Federal Judge’s Ruling Bars FDA From Restricting Off-Label Marketing
On Friday, a federal judge ruled that FDA cannot prevent Amarin Corporation from advertising off-label uses of its drug Vascepa, the Washington Post's "Wonkblog" reports (Johnson, "Wonkblog," Washington Post, 8/7).
FDA approved Vascepa in 2012 for treating individuals with very high triglyceride levels but denied Amarin's request to approve the drug for use in individuals with "persistently" high levels. When FDA rejected the other use, it said it would consider taking legal action if Amarin promoted such use without FDA approval (Pollack, New York Times, 8/7). Amarin then sued FDA and asked the court to allow it to promote the off-label use of the drug (Wonkblog," Washington Post, 8/7).
According to the Wall Street Journal, FDA has held that drugmakers are violating the law if they try to market a drug for a use not approved by the agency. FDA in June 2014 said it would release guidance about new standards for promoting medical products, though it has yet to do so (Burton, Wall Street Journal, 8/7). According to the Times, FDA might have been waiting for the Amarin ruling before proceeding (New York Times, 8/7).
Meanwhile, physicians are allowed to prescribe drugs for uses not included on their labels ("Wonkblog," Washington Post, 8/7).
U.S. District Judge Paul Engelmayer's ruling grants Amarin temporary relief and takes effect immediately. However, Amarin's suit against FDA will continue ("Wonkblog," Washington Post, 8/7).
In his ruling, Engelmayer said under the First Amendment, Amarin "may engage in truthful and non-misleading speech promoting the off-label use of Vascepa." He added that sharing such information cannot act as the basis for the government to charge the drugmaker and its salespeople (Wall Street Journal, 8/7).
The ruling comes after a federal appeals court recently vacated a conviction of a pharmaceutical sales representative, Alfred Caronia, who had promoted off-label use of another drug. The court held that the speech was protected under the First Amendment, provided that it was truthful and not misleading.
FDA argued the Caronia case is not meant to serve as an overarching protection for off-label marketing. It called Amarin's move a "frontal assault" to the federal framework for drug regulations.
However, Engelmayer said the Caronia ruling applies generally, including to the Amarin case (New York Times, 8/7).
FDA has 60 days to appeal the ruling (Peronne, AP/Miami Herald, 8/7).
Jacob Sherkow, an associate professor at New York Law School, called the ruling "huge," adding, "There have been other instances a court has held that off-label marketing is protected by the First Amendment, but ... this is the first time, I think, that any federal court -- that any court -- has held in such a clear, full-throated way that off-label marketing is protected by the First Amendment, period, full stop."

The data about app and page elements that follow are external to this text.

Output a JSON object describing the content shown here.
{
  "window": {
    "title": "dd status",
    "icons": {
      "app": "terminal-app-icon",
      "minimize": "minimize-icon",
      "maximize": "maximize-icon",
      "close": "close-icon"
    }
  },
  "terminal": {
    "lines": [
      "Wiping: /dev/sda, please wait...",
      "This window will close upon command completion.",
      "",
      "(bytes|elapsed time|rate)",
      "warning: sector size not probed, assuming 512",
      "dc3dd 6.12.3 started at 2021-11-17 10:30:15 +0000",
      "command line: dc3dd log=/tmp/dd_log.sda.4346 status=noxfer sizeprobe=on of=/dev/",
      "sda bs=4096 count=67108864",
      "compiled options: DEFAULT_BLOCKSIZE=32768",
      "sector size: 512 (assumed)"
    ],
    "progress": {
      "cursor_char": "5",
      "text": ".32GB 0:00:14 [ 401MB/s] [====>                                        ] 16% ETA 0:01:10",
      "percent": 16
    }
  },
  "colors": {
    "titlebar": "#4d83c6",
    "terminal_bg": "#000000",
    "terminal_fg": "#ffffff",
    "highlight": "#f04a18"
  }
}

At the same time, Patricia Zettler, an associate professor at Georgia State University College of Law, noted that several qualifiers limit the case's scope. For example, the case is a single district court judge's decision, the underlying lawsuit is still pending and the company had evidence to support the use it hopes to promote. Nonetheless, Zettler said the case "could be a really big deal."
Harvard Medical School Professor Jerry Avorn called the decision "very troubling," adding, "It's a big push off on to a very slippery slope, a very steep slippery slope toward removing the government's authority to limit the claims that drug companies can make about the effectiveness of their products" ("Wonkblog," Washington Post, 8/7).
Alan Bennett, an attorney with the firm Ropes & Gray, said the decision "underscores the need for the FDA to rethink and make changes in how it regulates medical information. This is just the latest court decision that challenges the underlying policies of the regulatory oversight system" (Wall Street Journal, 8/7).This is part of the California Healthline Daily Edition, a summary of health policy coverage from major news organizations. Sign up for an email subscription.